**What the exercise asks:**
Identify all lines of the data containing the string "music" and copy them.

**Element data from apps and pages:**

----------------

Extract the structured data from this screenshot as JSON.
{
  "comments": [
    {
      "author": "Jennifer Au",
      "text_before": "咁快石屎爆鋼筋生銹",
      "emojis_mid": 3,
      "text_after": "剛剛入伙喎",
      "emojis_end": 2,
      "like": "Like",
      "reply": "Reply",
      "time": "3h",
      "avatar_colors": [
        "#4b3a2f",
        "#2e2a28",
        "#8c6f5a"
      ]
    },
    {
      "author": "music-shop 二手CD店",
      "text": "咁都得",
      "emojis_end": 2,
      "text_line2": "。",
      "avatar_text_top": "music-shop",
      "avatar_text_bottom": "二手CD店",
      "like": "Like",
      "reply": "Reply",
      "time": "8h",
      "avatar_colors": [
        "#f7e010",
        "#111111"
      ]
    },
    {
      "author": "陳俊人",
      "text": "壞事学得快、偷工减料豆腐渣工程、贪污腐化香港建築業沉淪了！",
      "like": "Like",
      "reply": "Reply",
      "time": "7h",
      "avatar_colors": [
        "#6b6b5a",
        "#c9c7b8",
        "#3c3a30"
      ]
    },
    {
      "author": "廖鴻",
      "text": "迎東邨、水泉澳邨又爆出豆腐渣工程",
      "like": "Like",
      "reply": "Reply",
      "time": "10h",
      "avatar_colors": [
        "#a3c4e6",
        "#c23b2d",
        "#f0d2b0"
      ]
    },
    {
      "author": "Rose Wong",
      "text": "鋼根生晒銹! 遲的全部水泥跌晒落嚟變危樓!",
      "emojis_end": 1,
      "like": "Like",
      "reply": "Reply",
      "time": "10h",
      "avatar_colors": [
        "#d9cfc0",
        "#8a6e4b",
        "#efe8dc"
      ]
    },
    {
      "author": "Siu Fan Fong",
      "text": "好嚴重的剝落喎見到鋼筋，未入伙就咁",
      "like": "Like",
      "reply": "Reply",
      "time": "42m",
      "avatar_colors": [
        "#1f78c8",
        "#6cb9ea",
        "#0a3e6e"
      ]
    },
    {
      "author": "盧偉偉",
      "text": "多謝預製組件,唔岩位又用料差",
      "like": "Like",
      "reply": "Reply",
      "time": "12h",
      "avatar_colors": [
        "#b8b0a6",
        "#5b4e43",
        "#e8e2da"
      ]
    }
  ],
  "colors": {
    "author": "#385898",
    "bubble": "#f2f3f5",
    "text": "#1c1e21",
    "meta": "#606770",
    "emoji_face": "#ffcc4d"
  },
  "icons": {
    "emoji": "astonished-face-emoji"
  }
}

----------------

**Your response:**
      "author": "music-shop 二手CD店",
      "avatar_text_top": "music-shop",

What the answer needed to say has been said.